Notwithstanding the latest habitual lies by the Superspreader-in-Chief at his contagion campaign events, Covid-19 is endemic--not going anywhere anytime soon. In the real world, cases and hospitalizations are setting new highs in dozens of states. One in four cases in Wisconsin tested positive recently. Emergency rooms in some states are turning away patients while Trump denies reality like a crazy person. There's not going to be a vaccine before November 3rd or, unfortunately, for some time after. The collateral damage to millions of businesses and to our Main Street (as opposed to Wall Street) economy is mounting in many different sectors.
In the midst of this maelstrom, no American business is more challenging or needs to be more entrepreneurial and resilient to survive than running a restaurant. Few industries have been hit harder. A big part of the current difficulties is obviously the pandemic, but there are also fundamental, structural issues with the business model. Opening a restaurant entails huge upfront investment and then the painful wait to see when and whether a sufficient number of initial customers will appear and later return. Today, the angst is even more complicated because there are serious concerns about attracting any customers.

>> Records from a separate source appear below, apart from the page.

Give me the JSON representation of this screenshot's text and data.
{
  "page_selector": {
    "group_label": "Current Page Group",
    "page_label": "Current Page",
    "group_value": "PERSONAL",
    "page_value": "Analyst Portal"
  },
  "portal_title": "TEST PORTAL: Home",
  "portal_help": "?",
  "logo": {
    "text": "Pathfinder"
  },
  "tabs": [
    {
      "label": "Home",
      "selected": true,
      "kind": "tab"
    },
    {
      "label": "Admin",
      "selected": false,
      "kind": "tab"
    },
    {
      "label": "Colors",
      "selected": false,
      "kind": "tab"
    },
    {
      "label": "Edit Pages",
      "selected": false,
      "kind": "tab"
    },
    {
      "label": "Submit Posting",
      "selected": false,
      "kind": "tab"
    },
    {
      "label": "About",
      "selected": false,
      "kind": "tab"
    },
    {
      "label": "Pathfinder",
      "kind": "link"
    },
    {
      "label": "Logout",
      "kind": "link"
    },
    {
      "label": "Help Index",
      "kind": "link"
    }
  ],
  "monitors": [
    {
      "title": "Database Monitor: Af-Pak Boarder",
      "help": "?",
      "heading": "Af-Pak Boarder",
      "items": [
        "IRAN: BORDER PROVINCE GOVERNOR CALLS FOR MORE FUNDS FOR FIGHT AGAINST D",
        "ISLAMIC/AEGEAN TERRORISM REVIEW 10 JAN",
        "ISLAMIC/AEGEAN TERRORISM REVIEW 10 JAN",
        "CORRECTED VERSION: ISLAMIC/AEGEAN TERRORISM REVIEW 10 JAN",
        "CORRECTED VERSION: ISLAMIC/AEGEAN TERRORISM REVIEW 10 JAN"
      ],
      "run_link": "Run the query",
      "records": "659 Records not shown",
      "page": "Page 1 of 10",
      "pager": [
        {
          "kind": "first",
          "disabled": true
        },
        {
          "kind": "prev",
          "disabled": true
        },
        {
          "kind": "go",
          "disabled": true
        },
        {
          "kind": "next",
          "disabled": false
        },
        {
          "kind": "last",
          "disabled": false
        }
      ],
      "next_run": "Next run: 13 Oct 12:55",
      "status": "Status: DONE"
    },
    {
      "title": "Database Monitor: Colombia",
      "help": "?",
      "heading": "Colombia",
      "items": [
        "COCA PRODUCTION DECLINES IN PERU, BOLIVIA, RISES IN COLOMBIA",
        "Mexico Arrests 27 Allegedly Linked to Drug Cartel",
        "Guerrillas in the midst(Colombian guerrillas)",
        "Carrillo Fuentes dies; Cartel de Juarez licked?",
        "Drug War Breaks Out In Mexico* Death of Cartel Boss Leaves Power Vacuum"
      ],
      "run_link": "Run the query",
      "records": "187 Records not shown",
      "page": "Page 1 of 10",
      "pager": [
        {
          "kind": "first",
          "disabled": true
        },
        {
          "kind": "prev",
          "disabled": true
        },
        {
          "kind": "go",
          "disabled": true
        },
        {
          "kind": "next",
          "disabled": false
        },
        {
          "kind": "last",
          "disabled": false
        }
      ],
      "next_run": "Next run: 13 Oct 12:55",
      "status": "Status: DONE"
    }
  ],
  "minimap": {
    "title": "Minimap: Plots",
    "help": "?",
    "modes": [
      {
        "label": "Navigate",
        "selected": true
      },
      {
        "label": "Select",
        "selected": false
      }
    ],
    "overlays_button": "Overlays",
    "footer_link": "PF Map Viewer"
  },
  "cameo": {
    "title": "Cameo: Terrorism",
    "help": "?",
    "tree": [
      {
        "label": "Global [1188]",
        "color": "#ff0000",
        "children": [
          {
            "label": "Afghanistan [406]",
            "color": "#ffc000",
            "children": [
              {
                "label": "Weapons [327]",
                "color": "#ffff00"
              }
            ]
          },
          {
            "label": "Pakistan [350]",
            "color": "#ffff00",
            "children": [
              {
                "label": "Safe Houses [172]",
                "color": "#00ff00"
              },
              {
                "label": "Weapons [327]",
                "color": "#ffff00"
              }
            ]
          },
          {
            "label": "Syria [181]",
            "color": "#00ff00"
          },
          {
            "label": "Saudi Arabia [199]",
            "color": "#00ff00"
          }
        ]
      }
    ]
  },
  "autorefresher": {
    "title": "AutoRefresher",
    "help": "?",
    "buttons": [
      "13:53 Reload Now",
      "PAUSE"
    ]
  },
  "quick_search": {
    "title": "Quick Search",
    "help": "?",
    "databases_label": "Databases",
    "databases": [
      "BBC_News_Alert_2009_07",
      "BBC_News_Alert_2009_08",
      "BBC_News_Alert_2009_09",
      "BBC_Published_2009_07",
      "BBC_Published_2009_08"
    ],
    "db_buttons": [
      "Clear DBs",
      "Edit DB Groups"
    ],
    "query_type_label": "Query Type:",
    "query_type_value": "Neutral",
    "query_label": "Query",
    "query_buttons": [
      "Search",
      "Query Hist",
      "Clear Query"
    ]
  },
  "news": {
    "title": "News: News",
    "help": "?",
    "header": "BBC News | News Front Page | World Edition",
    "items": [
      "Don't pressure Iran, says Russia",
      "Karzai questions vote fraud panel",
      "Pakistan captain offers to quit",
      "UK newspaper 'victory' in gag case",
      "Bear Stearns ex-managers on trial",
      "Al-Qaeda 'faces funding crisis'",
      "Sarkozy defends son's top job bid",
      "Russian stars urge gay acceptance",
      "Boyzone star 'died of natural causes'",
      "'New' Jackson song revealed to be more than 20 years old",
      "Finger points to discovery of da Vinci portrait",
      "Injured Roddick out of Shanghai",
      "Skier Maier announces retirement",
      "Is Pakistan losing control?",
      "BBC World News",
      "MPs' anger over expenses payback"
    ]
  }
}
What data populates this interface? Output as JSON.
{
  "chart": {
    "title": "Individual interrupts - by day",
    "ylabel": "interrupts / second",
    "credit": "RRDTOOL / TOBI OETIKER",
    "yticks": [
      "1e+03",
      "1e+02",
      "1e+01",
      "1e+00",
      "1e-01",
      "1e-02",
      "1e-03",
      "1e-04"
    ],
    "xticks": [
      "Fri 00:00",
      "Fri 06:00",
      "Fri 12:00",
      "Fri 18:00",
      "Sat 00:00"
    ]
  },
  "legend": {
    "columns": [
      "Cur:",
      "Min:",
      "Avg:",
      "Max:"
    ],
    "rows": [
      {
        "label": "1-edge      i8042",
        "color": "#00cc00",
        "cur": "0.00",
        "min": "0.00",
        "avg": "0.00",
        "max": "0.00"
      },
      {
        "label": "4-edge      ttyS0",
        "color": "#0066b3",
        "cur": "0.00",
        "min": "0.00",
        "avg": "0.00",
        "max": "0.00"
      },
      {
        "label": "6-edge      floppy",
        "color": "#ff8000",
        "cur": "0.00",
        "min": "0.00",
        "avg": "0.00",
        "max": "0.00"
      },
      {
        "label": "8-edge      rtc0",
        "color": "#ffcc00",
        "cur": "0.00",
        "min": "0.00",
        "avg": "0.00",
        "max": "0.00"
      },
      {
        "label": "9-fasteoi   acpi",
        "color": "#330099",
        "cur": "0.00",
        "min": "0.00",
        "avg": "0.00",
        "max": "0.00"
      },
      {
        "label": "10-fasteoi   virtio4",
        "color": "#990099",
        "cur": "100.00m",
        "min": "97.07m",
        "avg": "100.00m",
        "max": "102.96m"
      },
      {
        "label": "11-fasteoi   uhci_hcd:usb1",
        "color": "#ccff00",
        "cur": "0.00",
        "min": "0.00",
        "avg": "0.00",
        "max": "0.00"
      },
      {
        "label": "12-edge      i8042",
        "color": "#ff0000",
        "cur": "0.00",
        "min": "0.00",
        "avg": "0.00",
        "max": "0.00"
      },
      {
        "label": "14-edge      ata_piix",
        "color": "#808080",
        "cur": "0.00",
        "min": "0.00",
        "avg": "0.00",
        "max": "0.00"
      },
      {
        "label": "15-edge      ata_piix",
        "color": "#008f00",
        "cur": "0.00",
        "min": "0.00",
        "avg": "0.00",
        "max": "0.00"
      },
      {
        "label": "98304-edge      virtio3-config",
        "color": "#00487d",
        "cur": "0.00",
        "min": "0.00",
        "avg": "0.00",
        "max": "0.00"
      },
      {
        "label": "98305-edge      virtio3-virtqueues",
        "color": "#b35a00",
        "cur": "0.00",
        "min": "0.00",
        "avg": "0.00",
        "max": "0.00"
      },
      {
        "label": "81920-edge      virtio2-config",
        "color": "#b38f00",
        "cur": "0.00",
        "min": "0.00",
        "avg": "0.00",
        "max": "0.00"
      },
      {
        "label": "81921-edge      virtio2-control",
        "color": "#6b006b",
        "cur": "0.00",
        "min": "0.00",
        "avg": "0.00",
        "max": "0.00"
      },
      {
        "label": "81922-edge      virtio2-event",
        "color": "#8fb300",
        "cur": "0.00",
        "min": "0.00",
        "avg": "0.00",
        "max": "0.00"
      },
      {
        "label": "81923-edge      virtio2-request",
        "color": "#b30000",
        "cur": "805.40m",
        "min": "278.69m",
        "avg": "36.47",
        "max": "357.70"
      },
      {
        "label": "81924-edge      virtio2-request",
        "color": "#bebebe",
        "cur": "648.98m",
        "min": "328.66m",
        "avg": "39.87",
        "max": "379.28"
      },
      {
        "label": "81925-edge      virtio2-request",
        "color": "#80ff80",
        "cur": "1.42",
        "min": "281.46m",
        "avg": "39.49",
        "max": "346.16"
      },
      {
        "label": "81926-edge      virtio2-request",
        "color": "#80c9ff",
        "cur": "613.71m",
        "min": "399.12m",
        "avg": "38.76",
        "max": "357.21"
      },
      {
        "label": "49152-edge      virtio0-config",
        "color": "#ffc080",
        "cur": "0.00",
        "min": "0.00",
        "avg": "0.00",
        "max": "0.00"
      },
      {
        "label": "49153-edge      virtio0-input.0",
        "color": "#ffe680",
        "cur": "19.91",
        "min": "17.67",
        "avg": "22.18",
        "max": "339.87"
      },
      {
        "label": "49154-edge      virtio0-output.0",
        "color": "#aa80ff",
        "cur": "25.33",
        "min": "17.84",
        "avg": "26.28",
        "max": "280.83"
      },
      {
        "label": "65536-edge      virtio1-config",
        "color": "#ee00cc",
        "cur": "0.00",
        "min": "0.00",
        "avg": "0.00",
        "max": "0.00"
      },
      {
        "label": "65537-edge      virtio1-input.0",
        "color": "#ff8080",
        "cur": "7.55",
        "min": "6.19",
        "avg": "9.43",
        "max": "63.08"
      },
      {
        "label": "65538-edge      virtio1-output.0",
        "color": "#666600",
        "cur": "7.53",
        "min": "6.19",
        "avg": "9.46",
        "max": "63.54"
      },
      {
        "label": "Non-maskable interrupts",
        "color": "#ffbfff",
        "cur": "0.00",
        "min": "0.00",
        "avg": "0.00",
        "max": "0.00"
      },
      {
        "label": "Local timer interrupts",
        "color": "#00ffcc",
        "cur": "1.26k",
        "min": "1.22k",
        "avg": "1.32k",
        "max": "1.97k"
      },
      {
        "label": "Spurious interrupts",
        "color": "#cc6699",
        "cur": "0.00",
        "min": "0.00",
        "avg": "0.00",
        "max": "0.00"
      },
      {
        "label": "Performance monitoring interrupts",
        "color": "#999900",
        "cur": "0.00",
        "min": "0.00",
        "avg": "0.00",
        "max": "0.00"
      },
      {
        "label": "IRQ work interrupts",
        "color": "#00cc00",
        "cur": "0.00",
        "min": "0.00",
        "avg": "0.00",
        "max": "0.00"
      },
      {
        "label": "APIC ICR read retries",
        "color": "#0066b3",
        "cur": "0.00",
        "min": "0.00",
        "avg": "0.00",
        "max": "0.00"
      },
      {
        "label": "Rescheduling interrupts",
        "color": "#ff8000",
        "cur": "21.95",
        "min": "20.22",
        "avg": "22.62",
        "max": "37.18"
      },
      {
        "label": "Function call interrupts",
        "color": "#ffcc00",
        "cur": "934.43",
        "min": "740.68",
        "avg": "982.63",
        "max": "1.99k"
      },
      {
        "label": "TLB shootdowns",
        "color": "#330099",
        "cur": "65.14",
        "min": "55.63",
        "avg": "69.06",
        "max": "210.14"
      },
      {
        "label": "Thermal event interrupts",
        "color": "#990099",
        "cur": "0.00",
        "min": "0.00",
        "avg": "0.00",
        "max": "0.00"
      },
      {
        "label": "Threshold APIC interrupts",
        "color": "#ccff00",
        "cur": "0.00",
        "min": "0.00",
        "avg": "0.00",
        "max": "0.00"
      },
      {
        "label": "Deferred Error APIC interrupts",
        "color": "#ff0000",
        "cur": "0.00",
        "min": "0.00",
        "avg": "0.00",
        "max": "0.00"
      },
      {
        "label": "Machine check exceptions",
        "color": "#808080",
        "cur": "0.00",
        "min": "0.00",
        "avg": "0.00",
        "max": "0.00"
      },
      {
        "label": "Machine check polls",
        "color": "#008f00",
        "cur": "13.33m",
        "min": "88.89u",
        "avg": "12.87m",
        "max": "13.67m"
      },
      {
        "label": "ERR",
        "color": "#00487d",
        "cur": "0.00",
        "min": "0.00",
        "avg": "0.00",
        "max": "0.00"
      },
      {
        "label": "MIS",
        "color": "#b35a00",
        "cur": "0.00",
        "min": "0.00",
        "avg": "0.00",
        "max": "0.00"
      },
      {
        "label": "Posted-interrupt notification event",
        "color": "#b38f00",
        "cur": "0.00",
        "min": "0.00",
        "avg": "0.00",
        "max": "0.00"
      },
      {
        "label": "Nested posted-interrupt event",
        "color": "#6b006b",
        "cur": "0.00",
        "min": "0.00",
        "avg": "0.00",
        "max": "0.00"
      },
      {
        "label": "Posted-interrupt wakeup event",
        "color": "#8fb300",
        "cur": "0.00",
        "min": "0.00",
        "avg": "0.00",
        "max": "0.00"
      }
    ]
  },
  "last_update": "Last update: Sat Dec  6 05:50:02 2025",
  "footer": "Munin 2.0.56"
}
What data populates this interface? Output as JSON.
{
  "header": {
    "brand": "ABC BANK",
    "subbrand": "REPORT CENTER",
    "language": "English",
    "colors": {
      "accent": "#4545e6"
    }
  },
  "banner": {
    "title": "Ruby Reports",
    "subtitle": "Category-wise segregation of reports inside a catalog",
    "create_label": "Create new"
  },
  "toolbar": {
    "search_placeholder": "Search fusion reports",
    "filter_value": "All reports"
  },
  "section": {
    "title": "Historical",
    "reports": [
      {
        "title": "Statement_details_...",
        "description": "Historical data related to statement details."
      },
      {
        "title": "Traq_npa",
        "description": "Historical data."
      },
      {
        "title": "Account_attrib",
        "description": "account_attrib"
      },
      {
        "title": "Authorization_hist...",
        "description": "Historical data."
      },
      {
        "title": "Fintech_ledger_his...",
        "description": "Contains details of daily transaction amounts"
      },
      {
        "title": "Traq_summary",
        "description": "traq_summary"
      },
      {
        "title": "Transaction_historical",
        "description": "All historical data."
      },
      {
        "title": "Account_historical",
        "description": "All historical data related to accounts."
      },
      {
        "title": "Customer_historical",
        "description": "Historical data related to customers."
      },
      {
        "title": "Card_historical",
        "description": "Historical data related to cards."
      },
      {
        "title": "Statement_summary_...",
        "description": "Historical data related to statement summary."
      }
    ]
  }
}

Much like Covid-19 itself, one of the biggest concerns has to do with lingering behavioral changes in the way Americans will be dining out in the future. For many of us, the idea of a gracious meal is a fading memory, and it may never return. Sadly, today and for quite a while, it's going to be all about eating quickly and getting out in one piece. Two-martini lunches were already on their way to oblivion, but these days, given the budget-busting Covid-19 constraints on size, separation, capacity, and operating hours, even the restaurants themselves are posting signs about how long customers can occupy their booths and tables. It's the worst possible reminder and message. And hardly a way to encourage liquid lunches or multi-drink dinners. As any good operator will tell you, liquor sales are the mother's milk of the trade and represent almost the entire profit margin in most places.
As the weather worsens and the misery mounts, the prospects for the white tablecloth restaurant industry in general (QSR chains being takeout focused) continue to dampen. These businesses operate perpetually at the very edge of profitability and with little in the way of reserves, credit capacity, or rainy-day savings. Restaurants are basically perpetual startups -- at risk each and every week. They're at the mercy of various product availabilities, vendor shortcomings, labor issues, health inspectors, weather, and, of course, viruses. They may have regular customers, but they rarely if ever have regular, recurring, demonstrable revenue. Every day is a new day, and the main goal is to get through it without any major catastrophes.
The various PPP plans and programs have failed to acknowledge that, across the broad spectrum of the economy, the narrower the margins in a given vertical, the greater the need for assistance. As we now all know, the continuing pandemic wasn't just a couple of rainy days run together or even a few weeks; it is a full-blown shitstorm that has yet to end except in the fantasy land of Trumpville. It's entirely likely that, once the dust finally settles and the air finally clears in major cities, we will have lost 30 to 40 percent of our favorite restaurants along with the millions of jobs those businesses used to represent. And many of the survivors will just be limping along.
While many restaurants have shuttered already, the worst is likely yet to come, for a variety of reasons. Most obvious is that it's no fun to sit outside in freezing cold weather in a tent, especially when accompanied by the stench of space heaters. If the particles don't get ya, the propane probably will.
Next up is the major shift to working from home (WFH) rather than in the central and downtown business districts, which means fewer and fewer customers, less catering, infrequent gatherings and events today, and a ton fewer tourists in major cities.
Add in tens of millions of unemployed and underemployed workers who won't be lunching or entertaining one another anytime soon. Then there are the millions of others with far less job and financial security than they enjoyed less than a year ago who won't be spending like sailors anymore. And finally, thousands of college students who are staying home here and abroad who won't be supporting town-and-gown communities. They'll be sorely missed. Not exactly the last supper, but pretty grim.
I asked a Chicago-based real estate expert to offer me any light whatsoever at the end of this tunnel. He suggested that landlords sitting with empty restaurants might partner directly with chefs to reopen these spaces. It makes a ton of sense in that it eliminates the huge upfront construction costs of a kitchen (probably $1 million in upscale joints); there's the prospect of long-term rent relief in exchange for some profit sharing; in many high-end cases, the customers are more followers of the chefs than the owners; and I've never met a true chef who didn't want to run his own place, free of meddling investors or partners.
We're seeing a similar approach in the large, emptying malls where, for example, the Simon Property Group and Brookfield Property Partners are negotiating to buy J.C. Penney's retail operations to give themselves a guaranteed anchor tenant. In fact, like it or not, we're living through one of Schumpeter's evolutionary waves of creative destruction, which will require both continuous innovation and the best entrepreneurs we can find. We're going to need new ideas, great flexibility, support from the various regulatory authorities, and considerable patience to save our restaurants, but the alternative is just too painful to imagine.